A faithful copy of all the records is needed, with the pictures omitted.

[Data about app and page elements]
----
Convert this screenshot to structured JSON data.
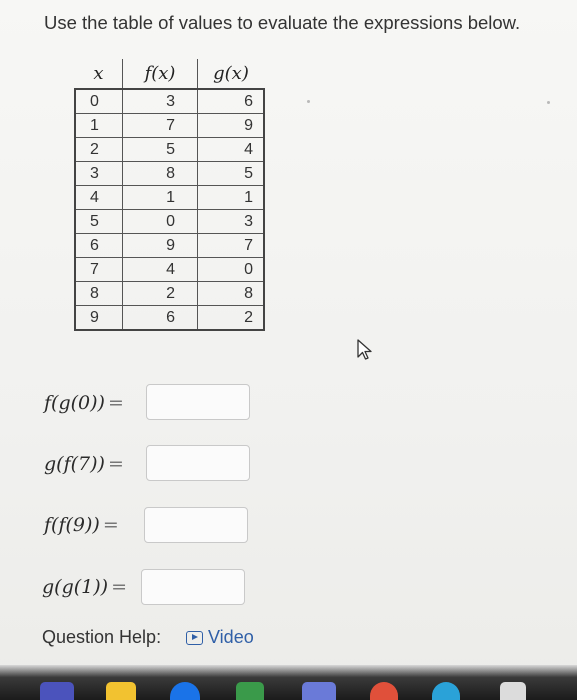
{
  "instruction": "Use the table of values to evaluate the expressions below.",
  "table": {
    "headers": [
      "x",
      "f(x)",
      "g(x)"
    ],
    "rows": [
      [
        "0",
        "3",
        "6"
      ],
      [
        "1",
        "7",
        "9"
      ],
      [
        "2",
        "5",
        "4"
      ],
      [
        "3",
        "8",
        "5"
      ],
      [
        "4",
        "1",
        "1"
      ],
      [
        "5",
        "0",
        "3"
      ],
      [
        "6",
        "9",
        "7"
      ],
      [
        "7",
        "4",
        "0"
      ],
      [
        "8",
        "2",
        "8"
      ],
      [
        "9",
        "6",
        "2"
      ]
    ]
  },
  "questions": [
    {
      "expression": "f(g(0))",
      "equals": "=",
      "value": ""
    },
    {
      "expression": "g(f(7))",
      "equals": "=",
      "value": ""
    },
    {
      "expression": "f(f(9))",
      "equals": "=",
      "value": ""
    },
    {
      "expression": "g(g(1))",
      "equals": "=",
      "value": ""
    }
  ],
  "help": {
    "label": "Question Help:",
    "video_label": "Video"
  },
  "colors": {
    "link": "#2f5fa7",
    "text": "#333333",
    "input_border": "#c9c9c9"
  }
}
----
[Written response]
Convert this screenshot to structured JSON data.
{
  "instruction": "Use the table of values to evaluate the expressions below.",
  "table": {
    "headers": [
      "x",
      "f(x)",
      "g(x)"
    ],
    "rows": [
      [
        "0",
        "3",
        "6"
      ],
      [
        "1",
        "7",
        "9"
      ],
      [
        "2",
        "5",
        "4"
      ],
      [
        "3",
        "8",
        "5"
      ],
      [
        "4",
        "1",
        "1"
      ],
      [
        "5",
        "0",
        "3"
      ],
      [
        "6",
        "9",
        "7"
      ],
      [
        "7",
        "4",
        "0"
      ],
      [
        "8",
        "2",
        "8"
      ],
      [
        "9",
        "6",
        "2"
      ]
    ]
  },
  "questions": [
    {
      "expression": "f(g(0))",
      "equals": "=",
      "value": ""
    },
    {
      "expression": "g(f(7))",
      "equals": "=",
      "value": ""
    },
    {
      "expression": "f(f(9))",
      "equals": "=",
      "value": ""
    },
    {
      "expression": "g(g(1))",
      "equals": "=",
      "value": ""
    }
  ],
  "help": {
    "label": "Question Help:",
    "video_label": "Video"
  },
  "colors": {
    "link": "#2f5fa7",
    "text": "#333333",
    "input_border": "#c9c9c9"
  }
}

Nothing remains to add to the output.